McVey says he is displaying the two motorhomes, worth about $400 thousand each, because they are preferred by newer race-car drivers. He also hopes to attract some regular race fans.
He recalls falling in love with racing while working for Tampa’s Channel 13. “I was a University of South Florida student in 1967 and one of the local guys was racing and there was no TV coverage,” McVey said. So, he called and complained. The station invited him to come down and gave him a camera to cover racing events for them.
McVey followed racing, worked as a salesman, and owned a car dealership before getting behind the wheel to win his first race at the Tri-City Corvette Club – Two Miles of Sebring on May 31, 1970.

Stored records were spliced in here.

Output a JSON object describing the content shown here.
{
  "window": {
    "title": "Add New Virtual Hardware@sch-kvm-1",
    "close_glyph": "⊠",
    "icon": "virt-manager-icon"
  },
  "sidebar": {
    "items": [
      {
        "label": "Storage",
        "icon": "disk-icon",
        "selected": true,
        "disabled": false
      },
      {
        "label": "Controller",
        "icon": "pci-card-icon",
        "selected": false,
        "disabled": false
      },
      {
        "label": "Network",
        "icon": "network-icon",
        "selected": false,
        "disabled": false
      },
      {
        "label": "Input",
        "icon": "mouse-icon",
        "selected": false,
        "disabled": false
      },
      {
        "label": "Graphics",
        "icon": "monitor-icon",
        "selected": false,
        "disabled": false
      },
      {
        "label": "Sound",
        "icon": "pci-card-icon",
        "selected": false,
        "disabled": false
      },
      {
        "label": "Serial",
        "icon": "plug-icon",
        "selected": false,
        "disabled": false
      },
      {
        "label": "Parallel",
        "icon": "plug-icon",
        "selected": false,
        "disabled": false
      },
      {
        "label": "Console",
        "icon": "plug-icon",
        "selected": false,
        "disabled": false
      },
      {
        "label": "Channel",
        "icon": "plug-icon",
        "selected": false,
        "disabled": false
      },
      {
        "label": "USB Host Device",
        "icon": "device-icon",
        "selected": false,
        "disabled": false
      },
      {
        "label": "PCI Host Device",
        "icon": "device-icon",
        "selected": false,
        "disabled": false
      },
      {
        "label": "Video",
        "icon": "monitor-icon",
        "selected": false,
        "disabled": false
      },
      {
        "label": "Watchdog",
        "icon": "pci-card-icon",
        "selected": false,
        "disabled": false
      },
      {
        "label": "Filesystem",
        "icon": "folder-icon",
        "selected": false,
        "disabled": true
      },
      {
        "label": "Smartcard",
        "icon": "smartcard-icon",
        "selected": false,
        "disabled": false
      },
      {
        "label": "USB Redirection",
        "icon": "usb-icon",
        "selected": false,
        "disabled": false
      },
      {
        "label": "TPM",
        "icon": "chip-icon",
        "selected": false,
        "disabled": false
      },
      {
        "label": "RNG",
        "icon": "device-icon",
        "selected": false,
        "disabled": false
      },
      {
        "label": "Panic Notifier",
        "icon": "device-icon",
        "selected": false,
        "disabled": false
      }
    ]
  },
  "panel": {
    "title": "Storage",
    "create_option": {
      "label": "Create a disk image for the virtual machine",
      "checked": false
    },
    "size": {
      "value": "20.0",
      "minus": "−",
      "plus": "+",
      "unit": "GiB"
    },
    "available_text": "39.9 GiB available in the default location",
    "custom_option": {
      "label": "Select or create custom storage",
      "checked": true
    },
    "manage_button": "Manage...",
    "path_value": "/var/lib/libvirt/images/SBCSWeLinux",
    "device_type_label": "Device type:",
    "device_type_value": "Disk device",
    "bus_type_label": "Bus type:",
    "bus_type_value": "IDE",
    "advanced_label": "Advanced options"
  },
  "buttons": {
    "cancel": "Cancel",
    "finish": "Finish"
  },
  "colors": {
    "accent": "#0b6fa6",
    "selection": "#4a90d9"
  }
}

“It was great!” McVey said. “It was in a BMW.”
Two years later, he won his first professional race on that same track in Formula Ford pro race on March 18, 1972.
With his victories under his belt and a strong desire to bring racing to Tampa Bay, McVey, along with friend Mike Briggs, approached St. Petersburg city officials about having an Indy – type race through the streets of St. Petersburg. Tampa had said no, saying that Gasparilla was the one big event it could handle at the time.
Despite having the St. Petersburg mayor refuse to see them, the two men managed to convince the majority of city council. “I never had my hands sweat so much,” he told the St. Petersburg Times after the council’s 5-4 vote. But standing in front of City Hall in the bright sunshine, McVey was all confidence as he faced TV cameras and said:
“We have a race. The race is on.”
According to the St. Petersburg Evening Independent, the city was estimated to realize between $10 and $20 million in economic benefits from hotels, restaurants and other stores. McVey says that total reached nearly $50 million after the racing ended.
In 1985, the first race course went around the Bayfront Center and Al Lang Field and then out to The Pier. McVey says he drove a Camaro in the main race that first year and was the first person to shake the hand of Willy T. Ribbs after he won the inaugural event.
McVey still attends the race, even though he is no longer involved.
“I feel proud,” he said. “I feel like it’s a legacy. It helped turn the corner on people seeing what beauty the city has. Last year I walked around and thought ‘This was my idea and my dream.’ And I feel grateful for those that helped get us there.
As for being a sales expert at Lazydays for 18 years, “It’s a rewarding career that helps a lot of people who worked all their lives to fulfill dreams,” McVey said.
Source: Joseph Garnett, Jr., Lazydays